[Component data from apps and pages]

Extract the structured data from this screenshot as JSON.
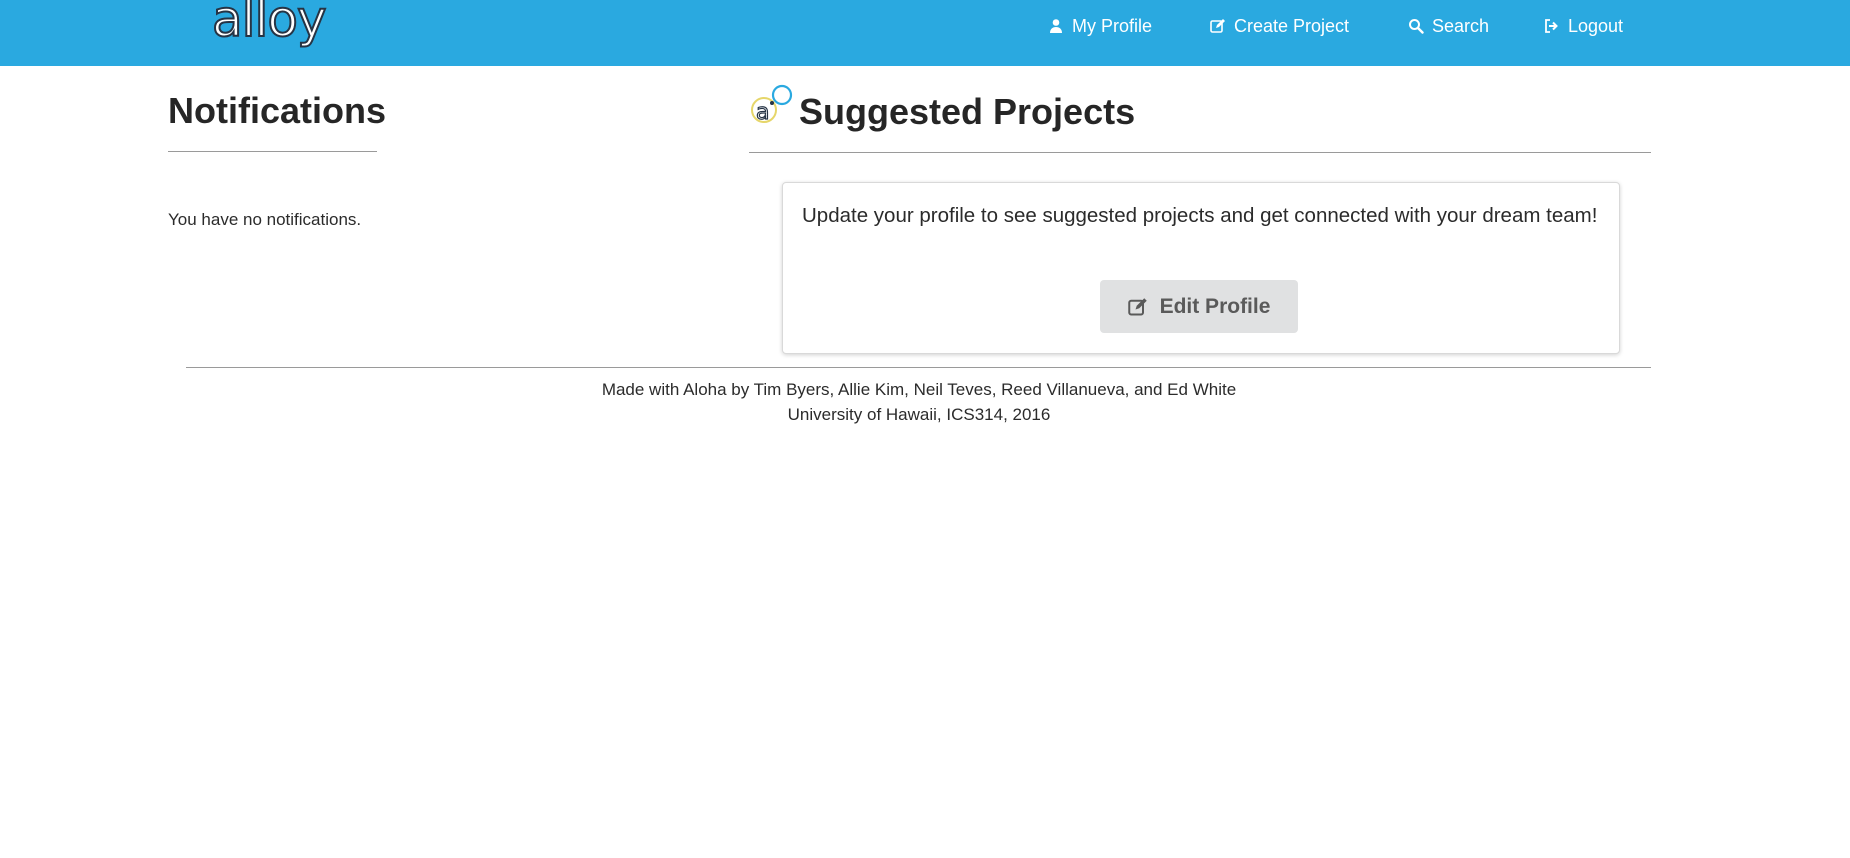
{
  "nav": {
    "logo_text": "alloy",
    "items": [
      {
        "label": "My Profile",
        "icon": "user-icon"
      },
      {
        "label": "Create Project",
        "icon": "edit-icon"
      },
      {
        "label": "Search",
        "icon": "search-icon"
      },
      {
        "label": "Logout",
        "icon": "logout-icon"
      }
    ]
  },
  "notifications": {
    "title": "Notifications",
    "empty_text": "You have no notifications."
  },
  "suggested": {
    "title": "Suggested Projects",
    "message": "Update your profile to see suggested projects and get connected with your dream team!",
    "button_label": "Edit Profile",
    "button_icon": "edit-icon"
  },
  "footer": {
    "line1": "Made with Aloha by Tim Byers, Allie Kim, Neil Teves, Reed Villanueva, and Ed White",
    "line2": "University of Hawaii, ICS314, 2016"
  },
  "colors": {
    "navbar": "#2aa9e0",
    "button_bg": "#e0e1e2"
  }
}
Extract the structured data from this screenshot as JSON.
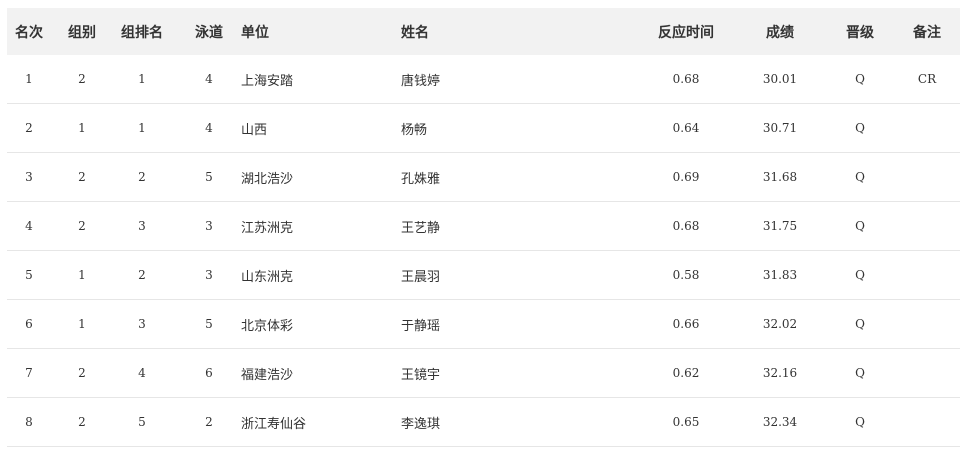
{
  "table": {
    "headers": {
      "rank": "名次",
      "group": "组别",
      "group_rank": "组排名",
      "lane": "泳道",
      "unit": "单位",
      "name": "姓名",
      "reaction_time": "反应时间",
      "result": "成绩",
      "qualify": "晋级",
      "note": "备注"
    },
    "rows": [
      {
        "rank": "1",
        "group": "2",
        "group_rank": "1",
        "lane": "4",
        "unit": "上海安踏",
        "name": "唐钱婷",
        "reaction_time": "0.68",
        "result": "30.01",
        "qualify": "Q",
        "note": "CR"
      },
      {
        "rank": "2",
        "group": "1",
        "group_rank": "1",
        "lane": "4",
        "unit": "山西",
        "name": "杨畅",
        "reaction_time": "0.64",
        "result": "30.71",
        "qualify": "Q",
        "note": ""
      },
      {
        "rank": "3",
        "group": "2",
        "group_rank": "2",
        "lane": "5",
        "unit": "湖北浩沙",
        "name": "孔姝雅",
        "reaction_time": "0.69",
        "result": "31.68",
        "qualify": "Q",
        "note": ""
      },
      {
        "rank": "4",
        "group": "2",
        "group_rank": "3",
        "lane": "3",
        "unit": "江苏洲克",
        "name": "王艺静",
        "reaction_time": "0.68",
        "result": "31.75",
        "qualify": "Q",
        "note": ""
      },
      {
        "rank": "5",
        "group": "1",
        "group_rank": "2",
        "lane": "3",
        "unit": "山东洲克",
        "name": "王晨羽",
        "reaction_time": "0.58",
        "result": "31.83",
        "qualify": "Q",
        "note": ""
      },
      {
        "rank": "6",
        "group": "1",
        "group_rank": "3",
        "lane": "5",
        "unit": "北京体彩",
        "name": "于静瑶",
        "reaction_time": "0.66",
        "result": "32.02",
        "qualify": "Q",
        "note": ""
      },
      {
        "rank": "7",
        "group": "2",
        "group_rank": "4",
        "lane": "6",
        "unit": "福建浩沙",
        "name": "王镜宇",
        "reaction_time": "0.62",
        "result": "32.16",
        "qualify": "Q",
        "note": ""
      },
      {
        "rank": "8",
        "group": "2",
        "group_rank": "5",
        "lane": "2",
        "unit": "浙江寿仙谷",
        "name": "李逸琪",
        "reaction_time": "0.65",
        "result": "32.34",
        "qualify": "Q",
        "note": ""
      }
    ]
  }
}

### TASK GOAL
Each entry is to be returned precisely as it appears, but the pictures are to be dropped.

### RESULT OF THIS EXERCISE
Extract the structured data from this screenshot as JSON.
{
  "nav": {
    "logo_text": "alloy",
    "items": [
      {
        "label": "My Profile",
        "icon": "user-icon"
      },
      {
        "label": "Create Project",
        "icon": "edit-icon"
      },
      {
        "label": "Search",
        "icon": "search-icon"
      },
      {
        "label": "Logout",
        "icon": "logout-icon"
      }
    ]
  },
  "notifications": {
    "title": "Notifications",
    "empty_text": "You have no notifications."
  },
  "suggested": {
    "title": "Suggested Projects",
    "message": "Update your profile to see suggested projects and get connected with your dream team!",
    "button_label": "Edit Profile",
    "button_icon": "edit-icon"
  },
  "footer": {
    "line1": "Made with Aloha by Tim Byers, Allie Kim, Neil Teves, Reed Villanueva, and Ed White",
    "line2": "University of Hawaii, ICS314, 2016"
  },
  "colors": {
    "navbar": "#2aa9e0",
    "button_bg": "#e0e1e2"
  }
}
Extract the structured data from this screenshot as JSON.
{
  "table": {
    "headers": {
      "rank": "名次",
      "group": "组别",
      "group_rank": "组排名",
      "lane": "泳道",
      "unit": "单位",
      "name": "姓名",
      "reaction_time": "反应时间",
      "result": "成绩",
      "qualify": "晋级",
      "note": "备注"
    },
    "rows": [
      {
        "rank": "1",
        "group": "2",
        "group_rank": "1",
        "lane": "4",
        "unit": "上海安踏",
        "name": "唐钱婷",
        "reaction_time": "0.68",
        "result": "30.01",
        "qualify": "Q",
        "note": "CR"
      },
      {
        "rank": "2",
        "group": "1",
        "group_rank": "1",
        "lane": "4",
        "unit": "山西",
        "name": "杨畅",
        "reaction_time": "0.64",
        "result": "30.71",
        "qualify": "Q",
        "note": ""
      },
      {
        "rank": "3",
        "group": "2",
        "group_rank": "2",
        "lane": "5",
        "unit": "湖北浩沙",
        "name": "孔姝雅",
        "reaction_time": "0.69",
        "result": "31.68",
        "qualify": "Q",
        "note": ""
      },
      {
        "rank": "4",
        "group": "2",
        "group_rank": "3",
        "lane": "3",
        "unit": "江苏洲克",
        "name": "王艺静",
        "reaction_time": "0.68",
        "result": "31.75",
        "qualify": "Q",
        "note": ""
      },
      {
        "rank": "5",
        "group": "1",
        "group_rank": "2",
        "lane": "3",
        "unit": "山东洲克",
        "name": "王晨羽",
        "reaction_time": "0.58",
        "result": "31.83",
        "qualify": "Q",
        "note": ""
      },
      {
        "rank": "6",
        "group": "1",
        "group_rank": "3",
        "lane": "5",
        "unit": "北京体彩",
        "name": "于静瑶",
        "reaction_time": "0.66",
        "result": "32.02",
        "qualify": "Q",
        "note": ""
      },
      {
        "rank": "7",
        "group": "2",
        "group_rank": "4",
        "lane": "6",
        "unit": "福建浩沙",
        "name": "王镜宇",
        "reaction_time": "0.62",
        "result": "32.16",
        "qualify": "Q",
        "note": ""
      },
      {
        "rank": "8",
        "group": "2",
        "group_rank": "5",
        "lane": "2",
        "unit": "浙江寿仙谷",
        "name": "李逸琪",
        "reaction_time": "0.65",
        "result": "32.34",
        "qualify": "Q",
        "note": ""
      }
    ]
  }
}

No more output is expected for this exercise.